What help is available for paying personal injury medical bills?

In the immediate aftermath of your personal injury, you went to an Ohio hospital to receive treatment. You are on the road to recovery, but now you have medical bills adding financial pain to your physical pain. 

You have options for lowering your medical costs. Learn more about those options to ease your financial burden while getting back on your feet. 

Look for errors

Take a careful look over your medical bills, checking for double-billing, odd fees and charges for services or treatment that you did not receive. If you have insurance, make sure your provider covered everything included in your policy. Ask for your personal injury medical records and compare them with your bills. All received services should match what you see in your records. 

Ask about paying the insurance rate

If you either do not have insurance or received treatment that your provider does not cover, ask the medical facility if you can pay the insurance or Medicare rate. Often, individual payees pay more than insurance companies, but the hospital may reduce your bill if doing so means you pay faster and they get something rather than nothing. 

Negotiate with the hospital

Maybe paying in installments makes for an easier option than paying your bill in full in a single payment. Contact the hospital billing office and explain your financial situation and ask if they can put you on an interest-free installment plan. Another option is paying what you can in cash rather than with a debit or credit card. Doing so could net you a discount. 

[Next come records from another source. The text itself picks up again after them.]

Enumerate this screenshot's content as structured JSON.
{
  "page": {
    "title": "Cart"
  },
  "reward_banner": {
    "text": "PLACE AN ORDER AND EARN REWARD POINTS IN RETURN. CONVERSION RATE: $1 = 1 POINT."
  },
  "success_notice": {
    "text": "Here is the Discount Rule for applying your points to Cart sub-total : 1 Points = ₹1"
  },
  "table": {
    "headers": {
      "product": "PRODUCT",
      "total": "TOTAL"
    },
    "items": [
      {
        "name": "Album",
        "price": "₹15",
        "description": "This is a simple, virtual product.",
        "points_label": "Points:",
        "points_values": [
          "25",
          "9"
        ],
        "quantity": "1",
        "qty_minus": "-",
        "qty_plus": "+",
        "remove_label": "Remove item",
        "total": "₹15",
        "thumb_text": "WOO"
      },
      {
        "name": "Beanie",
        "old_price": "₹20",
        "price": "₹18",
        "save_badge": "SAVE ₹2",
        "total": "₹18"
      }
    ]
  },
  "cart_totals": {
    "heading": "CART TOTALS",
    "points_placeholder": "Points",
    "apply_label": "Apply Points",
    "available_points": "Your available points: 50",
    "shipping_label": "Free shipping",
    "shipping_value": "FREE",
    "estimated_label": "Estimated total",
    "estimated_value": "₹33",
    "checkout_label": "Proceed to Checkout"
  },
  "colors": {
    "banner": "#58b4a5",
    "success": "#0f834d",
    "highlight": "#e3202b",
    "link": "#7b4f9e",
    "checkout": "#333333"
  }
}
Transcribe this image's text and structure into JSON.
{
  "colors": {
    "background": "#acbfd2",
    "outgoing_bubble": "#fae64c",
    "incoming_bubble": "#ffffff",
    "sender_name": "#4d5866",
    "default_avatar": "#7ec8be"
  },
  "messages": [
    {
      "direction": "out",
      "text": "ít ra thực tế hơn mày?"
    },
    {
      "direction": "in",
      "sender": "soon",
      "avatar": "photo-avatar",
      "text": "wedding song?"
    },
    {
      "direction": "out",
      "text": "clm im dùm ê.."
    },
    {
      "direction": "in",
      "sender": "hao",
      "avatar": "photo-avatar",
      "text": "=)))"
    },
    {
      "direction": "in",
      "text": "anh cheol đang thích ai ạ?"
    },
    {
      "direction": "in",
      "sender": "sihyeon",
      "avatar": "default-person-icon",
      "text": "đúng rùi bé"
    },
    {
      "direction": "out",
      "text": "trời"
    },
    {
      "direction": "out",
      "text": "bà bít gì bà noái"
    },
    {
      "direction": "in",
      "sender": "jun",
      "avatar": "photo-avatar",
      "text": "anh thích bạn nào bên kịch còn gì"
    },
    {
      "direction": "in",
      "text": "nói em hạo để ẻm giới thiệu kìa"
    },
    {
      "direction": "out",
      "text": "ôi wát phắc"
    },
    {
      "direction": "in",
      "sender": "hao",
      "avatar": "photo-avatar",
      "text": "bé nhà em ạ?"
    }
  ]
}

Even if you qualify for compensation because of your personal injury, you still have medical bills to pay. Work to lower those bills to give yourself one less thing to worry about while you build your case. 

How can you prevent contact with power lines?

According to Occupational Health and Safety Magazine, approximately 10% of all construction workers’ deaths are due to electrocution. Among the many serious injuries that you can sustain from a non-fatal electrical shock are cardiac arrest, uncontrollable muscle contractions and severe burns.

There are many work-related situations in which you risk exposure to potentially deadly levels of electricity. One of the most dangerous possibilities is coming in contact with power lines while working on a ladder. Here are some ways that you can prevent this from happening.

1. Conduct ladder inspections

Before and after every use, inspect the ladder for damage. Make sure the ladders you use are dry and clean. If available, ladders with non-conductive side rails present less risk of an electrical accident but do not provide absolute protection.

2. Carry ladders correctly

You are more likely to come in contact accidentally with an overhead power line if you try to move an extension ladder in the upright position. If you need help moving a ladder, ask a co-worker for assistance.

3. Move away quickly

A ladder that has accidentally come in contact with an overhead power line may become energized. Avoid touching it and move away quickly and safely to avoid a shock. Immediately contact the electric utility company.

4. Maintain proper clearance

Even if you or your ladder do not come into direct contact with the line, working too close to it can still expose you to a shock that can result in death or serious injury. An arc of electrical energy can form if you do not maintain adequate clearance from the energized power line.